The story of Abigail and John Adams is as much a romance as it is a lively chapter in the early history of this country. The marriage of the second president and first lady is one of the most extraordinary examples of passion and endurance that this country has ever witnessed. And it is a drama peopled with a pantheon of eighteenth-century stars: George and Martha Washington, Thomas Jefferson, his daughter Patsy, Ben Franklin, and Mercy Otis Warren.
Abigail and John were a uniquely compatible duo, and in their remarkable union we can see the strength of a people determined to achieve full independence in the face of daunting odds. Yet while much has been written about each as an individual, Abigail and John provides, for the first time, the captivating story of their dedication and sacrifice that helped usher in the founding of our country, a time that fascinates us still.
Married in 1764 by Abigail's reverend father, the young couple worked side by side for a decade, raising a family while John's status as one of the most prosperous, respected lawyers in Massachusetts grew.
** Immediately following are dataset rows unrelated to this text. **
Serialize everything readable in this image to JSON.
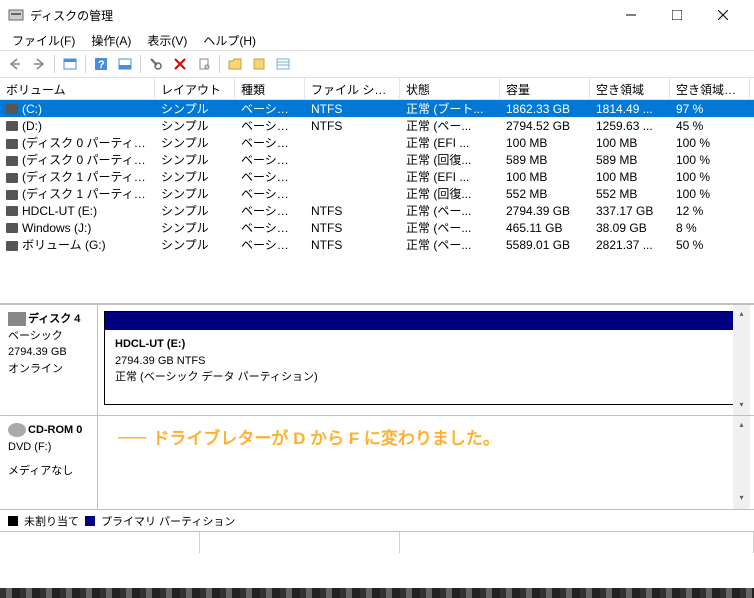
{
  "window": {
    "title": "ディスクの管理"
  },
  "menu": {
    "file": "ファイル(F)",
    "action": "操作(A)",
    "view": "表示(V)",
    "help": "ヘルプ(H)"
  },
  "columns": {
    "volume": "ボリューム",
    "layout": "レイアウト",
    "type": "種類",
    "filesystem": "ファイル システム",
    "status": "状態",
    "capacity": "容量",
    "free": "空き領域",
    "freepct": "空き領域の割..."
  },
  "rows": [
    {
      "vol": "(C:)",
      "layout": "シンプル",
      "type": "ベーシック",
      "fs": "NTFS",
      "status": "正常 (ブート...",
      "cap": "1862.33 GB",
      "free": "1814.49 ...",
      "pct": "97 %",
      "sel": true
    },
    {
      "vol": "(D:)",
      "layout": "シンプル",
      "type": "ベーシック",
      "fs": "NTFS",
      "status": "正常 (ペー...",
      "cap": "2794.52 GB",
      "free": "1259.63 ...",
      "pct": "45 %"
    },
    {
      "vol": "(ディスク 0 パーティシ...",
      "layout": "シンプル",
      "type": "ベーシック",
      "fs": "",
      "status": "正常 (EFI ...",
      "cap": "100 MB",
      "free": "100 MB",
      "pct": "100 %"
    },
    {
      "vol": "(ディスク 0 パーティシ...",
      "layout": "シンプル",
      "type": "ベーシック",
      "fs": "",
      "status": "正常 (回復...",
      "cap": "589 MB",
      "free": "589 MB",
      "pct": "100 %"
    },
    {
      "vol": "(ディスク 1 パーティシ...",
      "layout": "シンプル",
      "type": "ベーシック",
      "fs": "",
      "status": "正常 (EFI ...",
      "cap": "100 MB",
      "free": "100 MB",
      "pct": "100 %"
    },
    {
      "vol": "(ディスク 1 パーティシ...",
      "layout": "シンプル",
      "type": "ベーシック",
      "fs": "",
      "status": "正常 (回復...",
      "cap": "552 MB",
      "free": "552 MB",
      "pct": "100 %"
    },
    {
      "vol": "HDCL-UT (E:)",
      "layout": "シンプル",
      "type": "ベーシック",
      "fs": "NTFS",
      "status": "正常 (ペー...",
      "cap": "2794.39 GB",
      "free": "337.17 GB",
      "pct": "12 %"
    },
    {
      "vol": "Windows (J:)",
      "layout": "シンプル",
      "type": "ベーシック",
      "fs": "NTFS",
      "status": "正常 (ペー...",
      "cap": "465.11 GB",
      "free": "38.09 GB",
      "pct": "8 %"
    },
    {
      "vol": "ボリューム (G:)",
      "layout": "シンプル",
      "type": "ベーシック",
      "fs": "NTFS",
      "status": "正常 (ペー...",
      "cap": "5589.01 GB",
      "free": "2821.37 ...",
      "pct": "50 %"
    }
  ],
  "disk4": {
    "title": "ディスク 4",
    "type": "ベーシック",
    "size": "2794.39 GB",
    "state": "オンライン",
    "part_name": "HDCL-UT  (E:)",
    "part_size": "2794.39 GB NTFS",
    "part_status": "正常 (ベーシック データ パーティション)"
  },
  "cdrom": {
    "title": "CD-ROM 0",
    "drive": "DVD (F:)",
    "media": "メディアなし"
  },
  "annotation": "ドライブレターが D から F に変わりました。",
  "legend": {
    "unalloc": "未割り当て",
    "primary": "プライマリ パーティション"
  }
}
As his duties within the new republic expanded, the Adamses endured a long period of sporadic separations. But their loyalty and love kept their bond firm across the distance, as is evident in their tender letters. It's in this correspondence that Abigail comes into her own as a woman of politics, offering words of advice and encouragement to a husband whose absences were crucial to the independence they both cherished. And it's also in these exchanges that they worked through the familial tragedies that tested them: the death of their son Charles from alcoholism and the impoverishment and early death of their daughter Nabby.
Through its fifty-four years, the union of John and Abigail Adams was based on mutual respect and ambition, intellect and equality, that went far beyond the conventional bond. Abigail and John is an inspirational portrait of a couple who endured the turmoil and trials of a revolution, and in so doing paved the way for the birth of a nation.
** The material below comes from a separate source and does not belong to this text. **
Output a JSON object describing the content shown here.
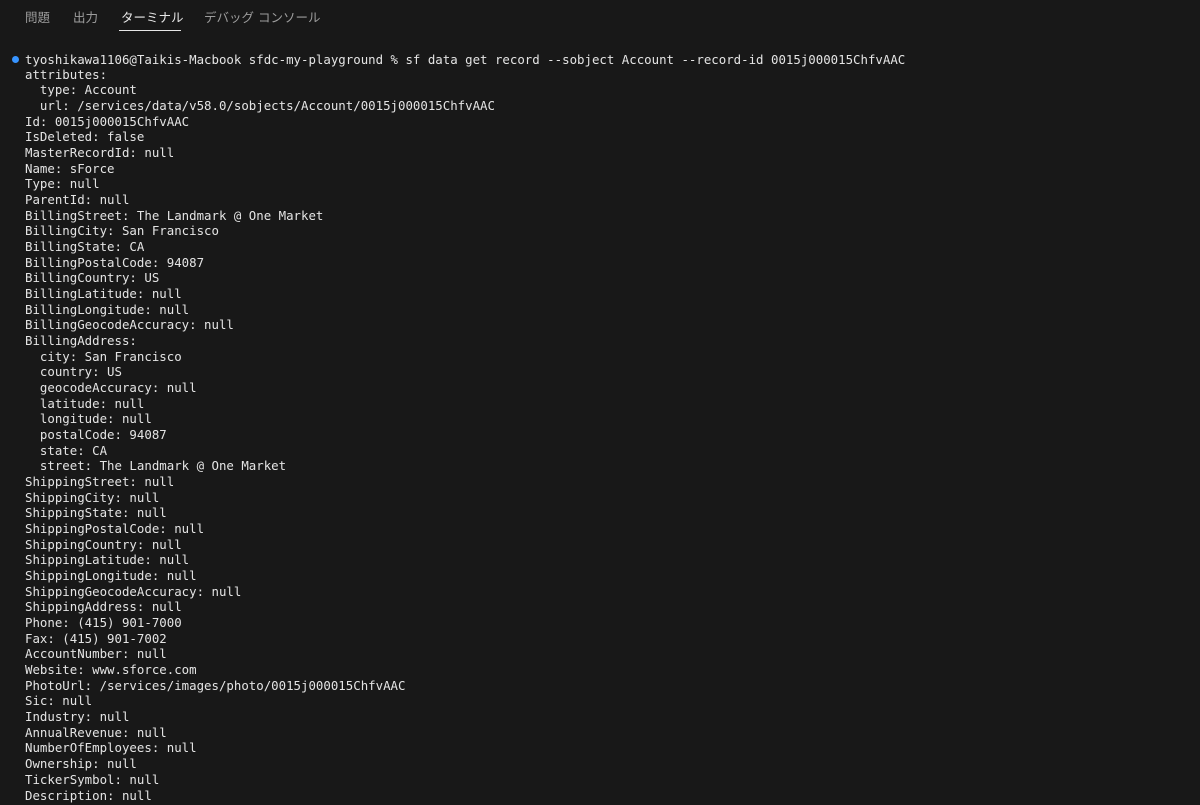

There have been numerous biographies, scholarly works, and even novels on the lives of both John Adams, the second President of the United States, and his wife, Abigail. However, few of these works treat the Adamses fully as a couple, struggling together to make it through revolutionary times. Gelles is no stranger to Abigail Adams, having previously written Abigail Adams: A Writing Life and Portia: The World of Abigail Adams. But what is most striking about her latest work is not only that it treats the two formative founding figures together but that it reads much like fiction. Gelles culled her research from the couple's letters, using their words to tell the story of their marriage. By intertwining the stories of John and Abigail, Gelles re-creates the world of revolutionary Boston and New England with marked success. She also reminds us that while the founding of the United States may have been a male enterprise, women were also involved, though their influence was private. Recommended for both lay readers and scholars.